[Exercise data]
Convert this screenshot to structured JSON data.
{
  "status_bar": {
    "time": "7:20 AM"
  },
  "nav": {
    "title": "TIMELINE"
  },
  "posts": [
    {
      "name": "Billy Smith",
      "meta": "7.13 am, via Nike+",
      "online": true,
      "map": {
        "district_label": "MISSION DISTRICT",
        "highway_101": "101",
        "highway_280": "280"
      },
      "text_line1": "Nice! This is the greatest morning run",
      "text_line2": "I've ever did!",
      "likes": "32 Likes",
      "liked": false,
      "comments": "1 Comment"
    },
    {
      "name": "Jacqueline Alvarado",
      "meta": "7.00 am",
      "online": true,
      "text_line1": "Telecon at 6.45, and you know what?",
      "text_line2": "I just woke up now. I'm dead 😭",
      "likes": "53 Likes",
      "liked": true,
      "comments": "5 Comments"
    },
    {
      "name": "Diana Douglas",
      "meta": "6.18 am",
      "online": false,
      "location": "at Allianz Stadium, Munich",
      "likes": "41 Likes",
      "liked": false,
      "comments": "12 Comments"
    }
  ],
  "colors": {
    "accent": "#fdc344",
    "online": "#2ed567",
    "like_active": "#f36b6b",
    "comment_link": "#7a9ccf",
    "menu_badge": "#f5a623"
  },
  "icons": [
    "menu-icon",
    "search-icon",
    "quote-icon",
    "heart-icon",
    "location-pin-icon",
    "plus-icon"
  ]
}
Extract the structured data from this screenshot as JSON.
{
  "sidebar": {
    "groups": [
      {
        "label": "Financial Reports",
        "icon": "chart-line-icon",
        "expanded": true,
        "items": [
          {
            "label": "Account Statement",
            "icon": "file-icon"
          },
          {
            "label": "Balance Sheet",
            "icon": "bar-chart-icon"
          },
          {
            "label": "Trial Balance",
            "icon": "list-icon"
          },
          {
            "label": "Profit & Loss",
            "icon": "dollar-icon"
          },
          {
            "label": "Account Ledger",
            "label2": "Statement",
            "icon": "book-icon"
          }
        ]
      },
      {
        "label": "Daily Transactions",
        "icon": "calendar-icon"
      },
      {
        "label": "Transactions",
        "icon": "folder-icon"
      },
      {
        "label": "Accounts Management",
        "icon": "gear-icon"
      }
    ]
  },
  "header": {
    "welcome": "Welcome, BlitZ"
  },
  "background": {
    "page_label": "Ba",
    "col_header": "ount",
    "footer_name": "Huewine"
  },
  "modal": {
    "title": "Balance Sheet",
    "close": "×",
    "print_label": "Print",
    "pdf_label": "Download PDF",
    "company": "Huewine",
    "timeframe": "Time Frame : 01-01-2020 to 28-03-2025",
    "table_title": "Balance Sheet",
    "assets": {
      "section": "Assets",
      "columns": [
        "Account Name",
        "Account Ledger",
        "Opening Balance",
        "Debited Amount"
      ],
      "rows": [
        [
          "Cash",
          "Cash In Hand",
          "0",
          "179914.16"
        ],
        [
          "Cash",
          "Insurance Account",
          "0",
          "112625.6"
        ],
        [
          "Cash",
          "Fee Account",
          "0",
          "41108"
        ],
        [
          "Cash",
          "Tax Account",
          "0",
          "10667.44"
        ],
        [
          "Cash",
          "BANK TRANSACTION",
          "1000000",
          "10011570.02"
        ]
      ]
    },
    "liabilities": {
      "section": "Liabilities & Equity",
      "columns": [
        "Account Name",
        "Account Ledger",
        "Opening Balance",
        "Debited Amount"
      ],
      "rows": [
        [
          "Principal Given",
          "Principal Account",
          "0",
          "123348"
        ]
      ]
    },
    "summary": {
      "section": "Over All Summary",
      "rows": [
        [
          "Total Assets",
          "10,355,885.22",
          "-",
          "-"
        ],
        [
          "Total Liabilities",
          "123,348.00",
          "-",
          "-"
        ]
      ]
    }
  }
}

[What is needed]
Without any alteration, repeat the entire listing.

[Answer section]
Convert this screenshot to structured JSON data.
{
  "status_bar": {
    "time": "7:20 AM"
  },
  "nav": {
    "title": "TIMELINE"
  },
  "posts": [
    {
      "name": "Billy Smith",
      "meta": "7.13 am, via Nike+",
      "online": true,
      "map": {
        "district_label": "MISSION DISTRICT",
        "highway_101": "101",
        "highway_280": "280"
      },
      "text_line1": "Nice! This is the greatest morning run",
      "text_line2": "I've ever did!",
      "likes": "32 Likes",
      "liked": false,
      "comments": "1 Comment"
    },
    {
      "name": "Jacqueline Alvarado",
      "meta": "7.00 am",
      "online": true,
      "text_line1": "Telecon at 6.45, and you know what?",
      "text_line2": "I just woke up now. I'm dead 😭",
      "likes": "53 Likes",
      "liked": true,
      "comments": "5 Comments"
    },
    {
      "name": "Diana Douglas",
      "meta": "6.18 am",
      "online": false,
      "location": "at Allianz Stadium, Munich",
      "likes": "41 Likes",
      "liked": false,
      "comments": "12 Comments"
    }
  ],
  "colors": {
    "accent": "#fdc344",
    "online": "#2ed567",
    "like_active": "#f36b6b",
    "comment_link": "#7a9ccf",
    "menu_badge": "#f5a623"
  },
  "icons": [
    "menu-icon",
    "search-icon",
    "quote-icon",
    "heart-icon",
    "location-pin-icon",
    "plus-icon"
  ]
}
Extract the structured data from this screenshot as JSON.
{
  "sidebar": {
    "groups": [
      {
        "label": "Financial Reports",
        "icon": "chart-line-icon",
        "expanded": true,
        "items": [
          {
            "label": "Account Statement",
            "icon": "file-icon"
          },
          {
            "label": "Balance Sheet",
            "icon": "bar-chart-icon"
          },
          {
            "label": "Trial Balance",
            "icon": "list-icon"
          },
          {
            "label": "Profit & Loss",
            "icon": "dollar-icon"
          },
          {
            "label": "Account Ledger",
            "label2": "Statement",
            "icon": "book-icon"
          }
        ]
      },
      {
        "label": "Daily Transactions",
        "icon": "calendar-icon"
      },
      {
        "label": "Transactions",
        "icon": "folder-icon"
      },
      {
        "label": "Accounts Management",
        "icon": "gear-icon"
      }
    ]
  },
  "header": {
    "welcome": "Welcome, BlitZ"
  },
  "background": {
    "page_label": "Ba",
    "col_header": "ount",
    "footer_name": "Huewine"
  },
  "modal": {
    "title": "Balance Sheet",
    "close": "×",
    "print_label": "Print",
    "pdf_label": "Download PDF",
    "company": "Huewine",
    "timeframe": "Time Frame : 01-01-2020 to 28-03-2025",
    "table_title": "Balance Sheet",
    "assets": {
      "section": "Assets",
      "columns": [
        "Account Name",
        "Account Ledger",
        "Opening Balance",
        "Debited Amount"
      ],
      "rows": [
        [
          "Cash",
          "Cash In Hand",
          "0",
          "179914.16"
        ],
        [
          "Cash",
          "Insurance Account",
          "0",
          "112625.6"
        ],
        [
          "Cash",
          "Fee Account",
          "0",
          "41108"
        ],
        [
          "Cash",
          "Tax Account",
          "0",
          "10667.44"
        ],
        [
          "Cash",
          "BANK TRANSACTION",
          "1000000",
          "10011570.02"
        ]
      ]
    },
    "liabilities": {
      "section": "Liabilities & Equity",
      "columns": [
        "Account Name",
        "Account Ledger",
        "Opening Balance",
        "Debited Amount"
      ],
      "rows": [
        [
          "Principal Given",
          "Principal Account",
          "0",
          "123348"
        ]
      ]
    },
    "summary": {
      "section": "Over All Summary",
      "rows": [
        [
          "Total Assets",
          "10,355,885.22",
          "-",
          "-"
        ],
        [
          "Total Liabilities",
          "123,348.00",
          "-",
          "-"
        ]
      ]
    }
  }
}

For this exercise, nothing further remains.